## What is required
Which lines below contain "ResNet"? Copy every one of them.

## Source material
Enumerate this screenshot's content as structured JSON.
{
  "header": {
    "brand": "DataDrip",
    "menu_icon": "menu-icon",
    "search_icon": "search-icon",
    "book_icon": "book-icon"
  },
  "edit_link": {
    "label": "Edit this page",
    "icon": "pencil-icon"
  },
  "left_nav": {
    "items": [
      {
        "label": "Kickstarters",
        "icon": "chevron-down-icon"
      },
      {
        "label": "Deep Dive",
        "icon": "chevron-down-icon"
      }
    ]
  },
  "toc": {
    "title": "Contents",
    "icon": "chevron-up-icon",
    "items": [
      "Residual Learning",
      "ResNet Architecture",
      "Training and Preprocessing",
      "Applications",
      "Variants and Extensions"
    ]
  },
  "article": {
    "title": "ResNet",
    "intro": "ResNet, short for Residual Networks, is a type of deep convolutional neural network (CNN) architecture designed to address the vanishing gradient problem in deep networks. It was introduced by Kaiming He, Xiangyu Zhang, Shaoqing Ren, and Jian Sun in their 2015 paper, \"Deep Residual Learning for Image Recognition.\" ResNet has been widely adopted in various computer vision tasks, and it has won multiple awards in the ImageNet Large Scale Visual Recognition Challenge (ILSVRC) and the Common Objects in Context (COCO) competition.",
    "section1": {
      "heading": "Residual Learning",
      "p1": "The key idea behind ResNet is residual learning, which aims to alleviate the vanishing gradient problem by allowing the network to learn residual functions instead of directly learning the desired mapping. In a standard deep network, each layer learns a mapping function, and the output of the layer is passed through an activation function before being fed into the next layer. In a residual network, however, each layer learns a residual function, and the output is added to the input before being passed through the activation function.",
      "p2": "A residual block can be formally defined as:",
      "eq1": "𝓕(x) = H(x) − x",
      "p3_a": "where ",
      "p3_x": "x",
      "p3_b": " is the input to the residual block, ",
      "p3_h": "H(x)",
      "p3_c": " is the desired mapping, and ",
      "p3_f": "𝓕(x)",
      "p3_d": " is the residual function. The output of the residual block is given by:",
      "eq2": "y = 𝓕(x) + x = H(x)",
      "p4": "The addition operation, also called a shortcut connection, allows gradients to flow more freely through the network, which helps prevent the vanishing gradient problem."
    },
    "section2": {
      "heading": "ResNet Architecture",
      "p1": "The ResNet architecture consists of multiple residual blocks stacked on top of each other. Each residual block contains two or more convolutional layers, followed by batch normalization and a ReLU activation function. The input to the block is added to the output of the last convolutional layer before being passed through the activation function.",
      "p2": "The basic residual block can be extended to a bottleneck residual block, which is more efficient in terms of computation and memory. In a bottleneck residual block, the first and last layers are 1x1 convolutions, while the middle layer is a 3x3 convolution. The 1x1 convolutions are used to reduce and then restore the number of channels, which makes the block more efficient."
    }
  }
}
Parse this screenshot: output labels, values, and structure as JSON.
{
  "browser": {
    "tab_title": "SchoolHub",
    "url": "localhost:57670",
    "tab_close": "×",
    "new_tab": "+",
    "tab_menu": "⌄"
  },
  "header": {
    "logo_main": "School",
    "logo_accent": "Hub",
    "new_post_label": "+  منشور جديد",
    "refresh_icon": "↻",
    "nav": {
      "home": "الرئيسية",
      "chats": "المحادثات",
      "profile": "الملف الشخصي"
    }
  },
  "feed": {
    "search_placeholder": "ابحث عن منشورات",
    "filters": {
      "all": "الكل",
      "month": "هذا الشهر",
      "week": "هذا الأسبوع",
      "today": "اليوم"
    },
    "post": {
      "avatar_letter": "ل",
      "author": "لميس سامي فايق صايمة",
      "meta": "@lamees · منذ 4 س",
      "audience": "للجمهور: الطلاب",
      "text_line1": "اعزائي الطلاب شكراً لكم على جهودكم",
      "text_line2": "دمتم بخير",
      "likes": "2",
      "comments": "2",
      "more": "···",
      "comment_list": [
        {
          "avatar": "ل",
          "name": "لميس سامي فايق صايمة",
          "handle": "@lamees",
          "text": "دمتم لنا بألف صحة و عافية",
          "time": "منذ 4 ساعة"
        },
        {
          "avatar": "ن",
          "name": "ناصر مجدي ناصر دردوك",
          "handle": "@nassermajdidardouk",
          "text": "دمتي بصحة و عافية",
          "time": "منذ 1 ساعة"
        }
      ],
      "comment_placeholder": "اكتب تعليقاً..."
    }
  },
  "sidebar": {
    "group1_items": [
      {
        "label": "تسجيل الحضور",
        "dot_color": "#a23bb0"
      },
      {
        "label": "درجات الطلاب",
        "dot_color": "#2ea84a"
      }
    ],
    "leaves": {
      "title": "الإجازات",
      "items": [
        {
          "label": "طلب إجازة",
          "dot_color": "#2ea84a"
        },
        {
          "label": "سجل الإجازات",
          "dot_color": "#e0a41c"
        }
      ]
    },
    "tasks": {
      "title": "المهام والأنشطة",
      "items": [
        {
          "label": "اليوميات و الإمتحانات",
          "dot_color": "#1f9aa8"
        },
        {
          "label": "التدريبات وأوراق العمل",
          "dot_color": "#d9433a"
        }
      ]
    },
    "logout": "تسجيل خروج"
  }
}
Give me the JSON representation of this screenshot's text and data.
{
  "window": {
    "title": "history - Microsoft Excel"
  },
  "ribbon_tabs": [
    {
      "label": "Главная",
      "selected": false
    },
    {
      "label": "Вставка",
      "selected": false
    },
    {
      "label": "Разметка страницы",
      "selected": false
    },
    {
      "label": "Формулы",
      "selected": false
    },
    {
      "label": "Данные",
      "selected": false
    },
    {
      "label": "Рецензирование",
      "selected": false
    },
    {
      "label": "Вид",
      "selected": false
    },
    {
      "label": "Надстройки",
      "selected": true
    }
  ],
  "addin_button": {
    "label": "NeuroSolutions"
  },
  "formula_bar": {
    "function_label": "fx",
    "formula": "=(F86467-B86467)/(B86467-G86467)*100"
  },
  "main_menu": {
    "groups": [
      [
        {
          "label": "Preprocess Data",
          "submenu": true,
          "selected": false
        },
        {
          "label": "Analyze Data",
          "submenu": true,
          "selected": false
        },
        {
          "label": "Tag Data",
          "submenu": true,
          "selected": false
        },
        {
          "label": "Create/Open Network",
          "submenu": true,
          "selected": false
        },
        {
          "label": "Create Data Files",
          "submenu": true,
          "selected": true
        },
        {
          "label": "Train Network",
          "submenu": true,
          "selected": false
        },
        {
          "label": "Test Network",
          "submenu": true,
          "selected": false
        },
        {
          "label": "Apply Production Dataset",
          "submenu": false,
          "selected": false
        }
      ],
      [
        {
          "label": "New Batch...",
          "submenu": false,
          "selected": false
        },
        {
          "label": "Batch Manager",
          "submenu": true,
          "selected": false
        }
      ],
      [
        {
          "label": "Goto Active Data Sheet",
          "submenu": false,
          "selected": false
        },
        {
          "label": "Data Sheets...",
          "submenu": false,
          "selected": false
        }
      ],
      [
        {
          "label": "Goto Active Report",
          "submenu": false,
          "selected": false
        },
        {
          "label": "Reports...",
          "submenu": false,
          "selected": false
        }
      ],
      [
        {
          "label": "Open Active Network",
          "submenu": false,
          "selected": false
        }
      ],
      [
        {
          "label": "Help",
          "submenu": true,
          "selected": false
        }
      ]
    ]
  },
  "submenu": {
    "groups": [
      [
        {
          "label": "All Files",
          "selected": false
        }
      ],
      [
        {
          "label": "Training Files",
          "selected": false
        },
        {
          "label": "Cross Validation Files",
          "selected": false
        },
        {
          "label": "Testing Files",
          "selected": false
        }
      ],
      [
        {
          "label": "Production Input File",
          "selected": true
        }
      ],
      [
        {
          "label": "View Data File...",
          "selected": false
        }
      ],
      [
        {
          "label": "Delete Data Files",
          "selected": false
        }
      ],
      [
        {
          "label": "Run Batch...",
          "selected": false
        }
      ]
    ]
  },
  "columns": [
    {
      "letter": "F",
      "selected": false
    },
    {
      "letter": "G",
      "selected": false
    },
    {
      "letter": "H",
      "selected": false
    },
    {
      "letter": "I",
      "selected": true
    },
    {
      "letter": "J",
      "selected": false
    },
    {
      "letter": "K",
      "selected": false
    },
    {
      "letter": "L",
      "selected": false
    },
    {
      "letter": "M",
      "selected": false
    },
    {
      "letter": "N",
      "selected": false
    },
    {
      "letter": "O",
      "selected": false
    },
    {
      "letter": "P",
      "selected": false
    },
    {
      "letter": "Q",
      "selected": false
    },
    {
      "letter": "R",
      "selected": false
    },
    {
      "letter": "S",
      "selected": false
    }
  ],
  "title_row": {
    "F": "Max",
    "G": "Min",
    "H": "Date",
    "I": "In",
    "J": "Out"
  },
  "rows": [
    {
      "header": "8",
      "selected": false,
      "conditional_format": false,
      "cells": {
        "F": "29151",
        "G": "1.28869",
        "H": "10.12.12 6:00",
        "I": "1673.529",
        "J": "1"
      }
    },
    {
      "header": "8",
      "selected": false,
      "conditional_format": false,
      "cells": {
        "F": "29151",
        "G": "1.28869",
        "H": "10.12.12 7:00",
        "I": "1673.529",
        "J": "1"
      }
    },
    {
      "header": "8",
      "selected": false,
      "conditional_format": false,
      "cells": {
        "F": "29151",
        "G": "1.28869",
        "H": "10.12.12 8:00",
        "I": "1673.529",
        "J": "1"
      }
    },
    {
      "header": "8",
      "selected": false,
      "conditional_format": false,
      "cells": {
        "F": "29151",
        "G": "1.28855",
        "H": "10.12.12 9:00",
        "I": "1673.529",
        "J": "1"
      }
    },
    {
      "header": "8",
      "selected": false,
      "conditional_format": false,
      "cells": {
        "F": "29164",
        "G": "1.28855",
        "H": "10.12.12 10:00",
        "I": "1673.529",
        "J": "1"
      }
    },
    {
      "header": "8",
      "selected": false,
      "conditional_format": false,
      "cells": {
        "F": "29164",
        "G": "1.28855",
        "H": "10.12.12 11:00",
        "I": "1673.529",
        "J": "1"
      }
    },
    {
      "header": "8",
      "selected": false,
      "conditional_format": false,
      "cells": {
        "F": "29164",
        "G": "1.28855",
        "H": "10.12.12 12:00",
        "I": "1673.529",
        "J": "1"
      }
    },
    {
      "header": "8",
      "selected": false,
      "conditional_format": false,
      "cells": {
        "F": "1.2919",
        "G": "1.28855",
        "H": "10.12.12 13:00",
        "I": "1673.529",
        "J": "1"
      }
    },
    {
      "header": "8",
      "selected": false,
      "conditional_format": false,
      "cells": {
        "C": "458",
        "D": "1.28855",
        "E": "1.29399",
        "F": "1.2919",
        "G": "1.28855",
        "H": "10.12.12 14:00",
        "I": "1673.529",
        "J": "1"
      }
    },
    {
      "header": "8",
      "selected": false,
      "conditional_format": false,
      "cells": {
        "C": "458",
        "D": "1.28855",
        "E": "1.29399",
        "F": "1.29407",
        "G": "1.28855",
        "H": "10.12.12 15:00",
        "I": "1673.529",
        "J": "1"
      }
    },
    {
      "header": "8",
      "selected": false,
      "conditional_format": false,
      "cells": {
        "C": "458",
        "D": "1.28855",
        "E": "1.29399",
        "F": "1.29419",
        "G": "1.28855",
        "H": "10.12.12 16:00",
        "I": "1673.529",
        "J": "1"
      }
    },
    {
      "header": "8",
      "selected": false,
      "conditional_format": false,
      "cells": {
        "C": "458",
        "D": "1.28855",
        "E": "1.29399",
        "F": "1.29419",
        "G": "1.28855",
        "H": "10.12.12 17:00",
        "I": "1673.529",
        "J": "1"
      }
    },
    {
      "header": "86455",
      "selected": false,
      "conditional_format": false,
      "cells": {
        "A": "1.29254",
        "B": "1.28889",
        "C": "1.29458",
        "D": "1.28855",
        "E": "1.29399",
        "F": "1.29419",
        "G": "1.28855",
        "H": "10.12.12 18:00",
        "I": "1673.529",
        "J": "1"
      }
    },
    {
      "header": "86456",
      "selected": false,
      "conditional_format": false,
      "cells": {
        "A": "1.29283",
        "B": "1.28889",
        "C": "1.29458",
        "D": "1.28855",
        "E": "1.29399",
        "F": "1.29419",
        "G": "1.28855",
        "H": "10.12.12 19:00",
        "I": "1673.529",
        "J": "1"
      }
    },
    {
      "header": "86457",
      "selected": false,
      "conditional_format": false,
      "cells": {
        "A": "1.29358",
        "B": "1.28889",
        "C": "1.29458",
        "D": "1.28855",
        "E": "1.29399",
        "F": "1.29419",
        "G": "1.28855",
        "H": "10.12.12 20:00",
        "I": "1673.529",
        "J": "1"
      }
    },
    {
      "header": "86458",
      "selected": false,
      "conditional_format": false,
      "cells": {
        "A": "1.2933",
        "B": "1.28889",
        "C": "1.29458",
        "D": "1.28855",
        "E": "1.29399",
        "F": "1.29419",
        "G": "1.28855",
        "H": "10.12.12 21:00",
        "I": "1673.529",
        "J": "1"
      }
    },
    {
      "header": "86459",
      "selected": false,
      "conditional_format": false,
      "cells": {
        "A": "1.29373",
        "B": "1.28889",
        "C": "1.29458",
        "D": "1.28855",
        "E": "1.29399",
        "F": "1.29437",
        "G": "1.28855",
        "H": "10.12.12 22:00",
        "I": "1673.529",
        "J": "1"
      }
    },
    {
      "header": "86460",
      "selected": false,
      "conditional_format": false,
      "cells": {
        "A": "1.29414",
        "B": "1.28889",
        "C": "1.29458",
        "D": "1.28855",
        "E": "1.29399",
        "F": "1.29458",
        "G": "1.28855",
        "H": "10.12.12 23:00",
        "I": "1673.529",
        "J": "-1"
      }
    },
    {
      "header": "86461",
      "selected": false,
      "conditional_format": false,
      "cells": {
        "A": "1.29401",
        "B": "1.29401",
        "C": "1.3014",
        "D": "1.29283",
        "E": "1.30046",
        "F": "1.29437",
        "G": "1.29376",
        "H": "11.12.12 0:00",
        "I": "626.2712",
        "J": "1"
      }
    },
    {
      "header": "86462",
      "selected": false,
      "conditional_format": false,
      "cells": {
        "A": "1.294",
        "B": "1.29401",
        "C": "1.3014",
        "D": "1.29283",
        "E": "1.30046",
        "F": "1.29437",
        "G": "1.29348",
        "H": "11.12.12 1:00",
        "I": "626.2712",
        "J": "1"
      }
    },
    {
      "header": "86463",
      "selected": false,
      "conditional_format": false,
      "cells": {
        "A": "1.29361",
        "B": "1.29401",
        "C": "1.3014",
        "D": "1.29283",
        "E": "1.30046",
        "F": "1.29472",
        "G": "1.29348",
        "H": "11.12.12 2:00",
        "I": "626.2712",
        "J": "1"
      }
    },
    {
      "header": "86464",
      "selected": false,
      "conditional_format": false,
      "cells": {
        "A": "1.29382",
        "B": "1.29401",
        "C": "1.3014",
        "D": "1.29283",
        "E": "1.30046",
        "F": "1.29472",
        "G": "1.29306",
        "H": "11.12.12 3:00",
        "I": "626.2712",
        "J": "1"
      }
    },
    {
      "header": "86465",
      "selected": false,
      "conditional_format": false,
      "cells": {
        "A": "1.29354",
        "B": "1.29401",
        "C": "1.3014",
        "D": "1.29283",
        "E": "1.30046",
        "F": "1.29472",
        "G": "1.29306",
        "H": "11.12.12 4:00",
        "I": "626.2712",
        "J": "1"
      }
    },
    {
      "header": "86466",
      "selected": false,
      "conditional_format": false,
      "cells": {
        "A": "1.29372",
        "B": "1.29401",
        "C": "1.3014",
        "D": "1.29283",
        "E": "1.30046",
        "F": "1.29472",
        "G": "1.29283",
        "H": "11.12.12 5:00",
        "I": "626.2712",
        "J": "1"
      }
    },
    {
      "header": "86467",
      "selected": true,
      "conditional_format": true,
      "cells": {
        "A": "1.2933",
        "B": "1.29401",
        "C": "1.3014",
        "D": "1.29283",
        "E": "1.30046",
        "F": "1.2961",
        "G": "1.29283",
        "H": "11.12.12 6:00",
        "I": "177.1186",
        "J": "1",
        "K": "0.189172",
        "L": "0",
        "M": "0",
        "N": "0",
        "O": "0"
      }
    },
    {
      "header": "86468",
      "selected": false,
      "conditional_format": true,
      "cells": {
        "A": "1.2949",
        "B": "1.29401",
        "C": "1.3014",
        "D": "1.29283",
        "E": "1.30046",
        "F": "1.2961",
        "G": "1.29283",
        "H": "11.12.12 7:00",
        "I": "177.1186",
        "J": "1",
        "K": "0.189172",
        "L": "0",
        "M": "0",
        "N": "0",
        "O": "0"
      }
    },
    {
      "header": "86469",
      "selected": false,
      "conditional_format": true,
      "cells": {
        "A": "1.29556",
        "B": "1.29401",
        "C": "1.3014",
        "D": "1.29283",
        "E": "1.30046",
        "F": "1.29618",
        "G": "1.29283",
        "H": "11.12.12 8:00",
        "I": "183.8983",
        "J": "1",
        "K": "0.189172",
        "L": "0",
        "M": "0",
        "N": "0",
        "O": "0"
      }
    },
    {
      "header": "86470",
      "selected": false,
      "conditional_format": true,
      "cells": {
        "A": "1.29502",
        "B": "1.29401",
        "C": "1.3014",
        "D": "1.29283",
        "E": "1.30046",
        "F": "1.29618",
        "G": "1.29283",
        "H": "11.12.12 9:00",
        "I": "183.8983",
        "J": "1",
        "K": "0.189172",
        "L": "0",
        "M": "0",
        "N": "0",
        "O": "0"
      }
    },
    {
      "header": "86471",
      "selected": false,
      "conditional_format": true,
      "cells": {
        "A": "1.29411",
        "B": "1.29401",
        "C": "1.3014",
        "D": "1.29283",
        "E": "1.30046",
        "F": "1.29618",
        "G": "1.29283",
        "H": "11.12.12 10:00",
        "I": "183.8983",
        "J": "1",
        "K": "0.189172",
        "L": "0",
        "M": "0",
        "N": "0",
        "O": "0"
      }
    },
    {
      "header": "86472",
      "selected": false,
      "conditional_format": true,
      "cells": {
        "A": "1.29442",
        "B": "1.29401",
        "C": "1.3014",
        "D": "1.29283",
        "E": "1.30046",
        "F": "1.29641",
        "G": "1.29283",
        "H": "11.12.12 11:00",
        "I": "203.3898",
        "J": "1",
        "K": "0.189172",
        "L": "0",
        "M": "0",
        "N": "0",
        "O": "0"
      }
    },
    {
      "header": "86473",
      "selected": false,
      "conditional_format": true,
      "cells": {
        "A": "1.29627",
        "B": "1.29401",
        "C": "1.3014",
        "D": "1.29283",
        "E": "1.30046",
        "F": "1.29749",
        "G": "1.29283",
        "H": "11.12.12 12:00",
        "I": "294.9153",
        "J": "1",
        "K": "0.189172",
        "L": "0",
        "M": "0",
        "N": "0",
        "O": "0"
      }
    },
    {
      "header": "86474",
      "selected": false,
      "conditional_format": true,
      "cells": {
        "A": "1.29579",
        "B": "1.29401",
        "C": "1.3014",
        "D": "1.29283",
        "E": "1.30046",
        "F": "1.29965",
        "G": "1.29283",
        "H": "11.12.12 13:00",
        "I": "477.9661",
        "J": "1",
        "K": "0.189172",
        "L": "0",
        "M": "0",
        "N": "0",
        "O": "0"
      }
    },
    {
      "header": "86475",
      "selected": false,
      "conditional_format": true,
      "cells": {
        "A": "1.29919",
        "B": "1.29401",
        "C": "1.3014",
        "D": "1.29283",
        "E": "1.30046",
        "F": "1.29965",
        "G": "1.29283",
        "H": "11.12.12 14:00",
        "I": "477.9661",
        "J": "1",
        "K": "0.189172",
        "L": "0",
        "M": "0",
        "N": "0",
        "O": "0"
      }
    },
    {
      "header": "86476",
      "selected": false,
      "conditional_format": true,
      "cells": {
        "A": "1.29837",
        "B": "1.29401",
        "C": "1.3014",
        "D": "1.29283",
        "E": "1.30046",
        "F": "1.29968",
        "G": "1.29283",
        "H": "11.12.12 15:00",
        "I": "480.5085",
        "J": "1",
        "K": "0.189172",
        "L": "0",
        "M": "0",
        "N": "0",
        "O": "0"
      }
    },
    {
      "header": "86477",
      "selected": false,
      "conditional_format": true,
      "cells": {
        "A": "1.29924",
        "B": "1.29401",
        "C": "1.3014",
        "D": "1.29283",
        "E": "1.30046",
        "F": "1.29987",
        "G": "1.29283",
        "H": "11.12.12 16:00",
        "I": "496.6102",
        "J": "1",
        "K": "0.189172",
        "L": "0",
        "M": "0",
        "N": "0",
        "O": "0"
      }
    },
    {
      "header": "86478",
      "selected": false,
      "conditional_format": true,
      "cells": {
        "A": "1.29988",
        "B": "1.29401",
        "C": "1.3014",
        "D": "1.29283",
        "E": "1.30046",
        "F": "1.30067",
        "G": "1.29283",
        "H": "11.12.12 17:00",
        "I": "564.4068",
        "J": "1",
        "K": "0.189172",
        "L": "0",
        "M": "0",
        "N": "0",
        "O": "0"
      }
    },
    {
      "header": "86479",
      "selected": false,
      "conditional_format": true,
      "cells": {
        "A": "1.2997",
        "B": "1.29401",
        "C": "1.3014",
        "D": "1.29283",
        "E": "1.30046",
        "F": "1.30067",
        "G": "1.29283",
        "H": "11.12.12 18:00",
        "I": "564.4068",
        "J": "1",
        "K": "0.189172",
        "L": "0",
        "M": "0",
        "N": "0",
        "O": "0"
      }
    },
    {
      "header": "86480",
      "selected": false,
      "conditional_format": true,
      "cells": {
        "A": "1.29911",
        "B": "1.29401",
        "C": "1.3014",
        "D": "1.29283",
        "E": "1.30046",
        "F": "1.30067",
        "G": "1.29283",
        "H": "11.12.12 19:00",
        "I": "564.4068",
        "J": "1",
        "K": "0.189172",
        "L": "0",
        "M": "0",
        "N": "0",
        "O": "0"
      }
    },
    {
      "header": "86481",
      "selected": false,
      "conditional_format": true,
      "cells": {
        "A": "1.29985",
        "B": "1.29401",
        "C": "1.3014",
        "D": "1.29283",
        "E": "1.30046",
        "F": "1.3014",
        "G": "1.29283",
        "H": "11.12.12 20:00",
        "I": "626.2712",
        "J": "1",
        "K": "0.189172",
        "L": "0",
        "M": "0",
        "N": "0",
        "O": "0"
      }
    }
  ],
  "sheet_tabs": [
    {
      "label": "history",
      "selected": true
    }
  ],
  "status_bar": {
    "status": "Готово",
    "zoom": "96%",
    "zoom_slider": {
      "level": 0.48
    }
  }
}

## Response to this exercise
      "ResNet Architecture",
    "title": "ResNet",
    "intro": "ResNet, short for Residual Networks, is a type of deep convolutional neural network (CNN) architecture designed to address the vanishing gradient problem in deep networks. It was introduced by Kaiming He, Xiangyu Zhang, Shaoqing Ren, and Jian Sun in their 2015 paper, \"Deep Residual Learning for Image Recognition.\" ResNet has been widely adopted in various computer vision tasks, and it has won multiple awards in the ImageNet Large Scale Visual Recognition Challenge (ILSVRC) and the Common Objects in Context (COCO) competition.",
      "p1": "The key idea behind ResNet is residual learning, which aims to alleviate the vanishing gradient problem by allowing the network to learn residual functions instead of directly learning the desired mapping. In a standard deep network, each layer learns a mapping function, and the output of the layer is passed through an activation function before being fed into the next layer. In a residual network, however, each layer learns a residual function, and the output is added to the input before being passed through the activation function.",
      "heading": "ResNet Architecture",
      "p1": "The ResNet architecture consists of multiple residual blocks stacked on top of each other. Each residual block contains two or more convolutional layers, followed by batch normalization and a ReLU activation function. The input to the block is added to the output of the last convolutional layer before being passed through the activation function.",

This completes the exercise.